*** Provided information Section Begins ***
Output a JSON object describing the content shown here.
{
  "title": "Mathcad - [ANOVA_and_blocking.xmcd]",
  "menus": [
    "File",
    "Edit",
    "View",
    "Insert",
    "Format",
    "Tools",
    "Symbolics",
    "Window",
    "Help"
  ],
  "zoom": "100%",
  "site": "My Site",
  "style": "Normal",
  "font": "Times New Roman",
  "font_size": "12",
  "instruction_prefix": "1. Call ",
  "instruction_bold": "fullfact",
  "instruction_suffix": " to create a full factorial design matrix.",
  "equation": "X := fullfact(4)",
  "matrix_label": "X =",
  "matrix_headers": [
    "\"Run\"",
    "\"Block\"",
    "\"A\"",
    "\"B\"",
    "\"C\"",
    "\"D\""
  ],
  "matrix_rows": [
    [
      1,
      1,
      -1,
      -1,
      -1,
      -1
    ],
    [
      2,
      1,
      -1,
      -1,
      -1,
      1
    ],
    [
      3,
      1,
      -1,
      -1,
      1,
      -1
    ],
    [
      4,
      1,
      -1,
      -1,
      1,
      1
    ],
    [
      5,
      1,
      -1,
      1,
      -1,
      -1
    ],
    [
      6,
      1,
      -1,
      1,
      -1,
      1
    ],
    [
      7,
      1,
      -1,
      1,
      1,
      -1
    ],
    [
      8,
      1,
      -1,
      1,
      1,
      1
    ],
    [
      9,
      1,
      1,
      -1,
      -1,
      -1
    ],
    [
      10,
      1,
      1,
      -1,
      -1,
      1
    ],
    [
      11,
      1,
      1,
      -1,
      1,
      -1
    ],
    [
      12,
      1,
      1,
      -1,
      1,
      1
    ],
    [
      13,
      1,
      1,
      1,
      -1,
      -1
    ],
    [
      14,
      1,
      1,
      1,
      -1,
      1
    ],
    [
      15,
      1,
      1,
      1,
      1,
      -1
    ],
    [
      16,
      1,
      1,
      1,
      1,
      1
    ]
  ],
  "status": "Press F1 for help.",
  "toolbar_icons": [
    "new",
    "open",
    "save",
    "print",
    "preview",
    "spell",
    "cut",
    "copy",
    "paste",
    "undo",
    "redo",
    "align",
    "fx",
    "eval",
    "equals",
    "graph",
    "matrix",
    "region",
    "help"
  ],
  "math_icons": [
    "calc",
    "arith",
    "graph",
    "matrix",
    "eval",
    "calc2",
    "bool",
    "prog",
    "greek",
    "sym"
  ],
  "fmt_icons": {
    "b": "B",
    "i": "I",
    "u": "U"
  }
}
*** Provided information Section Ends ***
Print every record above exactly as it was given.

Output a JSON object describing the content shown here.
{
  "title": "Mathcad - [ANOVA_and_blocking.xmcd]",
  "menus": [
    "File",
    "Edit",
    "View",
    "Insert",
    "Format",
    "Tools",
    "Symbolics",
    "Window",
    "Help"
  ],
  "zoom": "100%",
  "site": "My Site",
  "style": "Normal",
  "font": "Times New Roman",
  "font_size": "12",
  "instruction_prefix": "1. Call ",
  "instruction_bold": "fullfact",
  "instruction_suffix": " to create a full factorial design matrix.",
  "equation": "X := fullfact(4)",
  "matrix_label": "X =",
  "matrix_headers": [
    "\"Run\"",
    "\"Block\"",
    "\"A\"",
    "\"B\"",
    "\"C\"",
    "\"D\""
  ],
  "matrix_rows": [
    [
      1,
      1,
      -1,
      -1,
      -1,
      -1
    ],
    [
      2,
      1,
      -1,
      -1,
      -1,
      1
    ],
    [
      3,
      1,
      -1,
      -1,
      1,
      -1
    ],
    [
      4,
      1,
      -1,
      -1,
      1,
      1
    ],
    [
      5,
      1,
      -1,
      1,
      -1,
      -1
    ],
    [
      6,
      1,
      -1,
      1,
      -1,
      1
    ],
    [
      7,
      1,
      -1,
      1,
      1,
      -1
    ],
    [
      8,
      1,
      -1,
      1,
      1,
      1
    ],
    [
      9,
      1,
      1,
      -1,
      -1,
      -1
    ],
    [
      10,
      1,
      1,
      -1,
      -1,
      1
    ],
    [
      11,
      1,
      1,
      -1,
      1,
      -1
    ],
    [
      12,
      1,
      1,
      -1,
      1,
      1
    ],
    [
      13,
      1,
      1,
      1,
      -1,
      -1
    ],
    [
      14,
      1,
      1,
      1,
      -1,
      1
    ],
    [
      15,
      1,
      1,
      1,
      1,
      -1
    ],
    [
      16,
      1,
      1,
      1,
      1,
      1
    ]
  ],
  "status": "Press F1 for help.",
  "toolbar_icons": [
    "new",
    "open",
    "save",
    "print",
    "preview",
    "spell",
    "cut",
    "copy",
    "paste",
    "undo",
    "redo",
    "align",
    "fx",
    "eval",
    "equals",
    "graph",
    "matrix",
    "region",
    "help"
  ],
  "math_icons": [
    "calc",
    "arith",
    "graph",
    "matrix",
    "eval",
    "calc2",
    "bool",
    "prog",
    "greek",
    "sym"
  ],
  "fmt_icons": {
    "b": "B",
    "i": "I",
    "u": "U"
  }
}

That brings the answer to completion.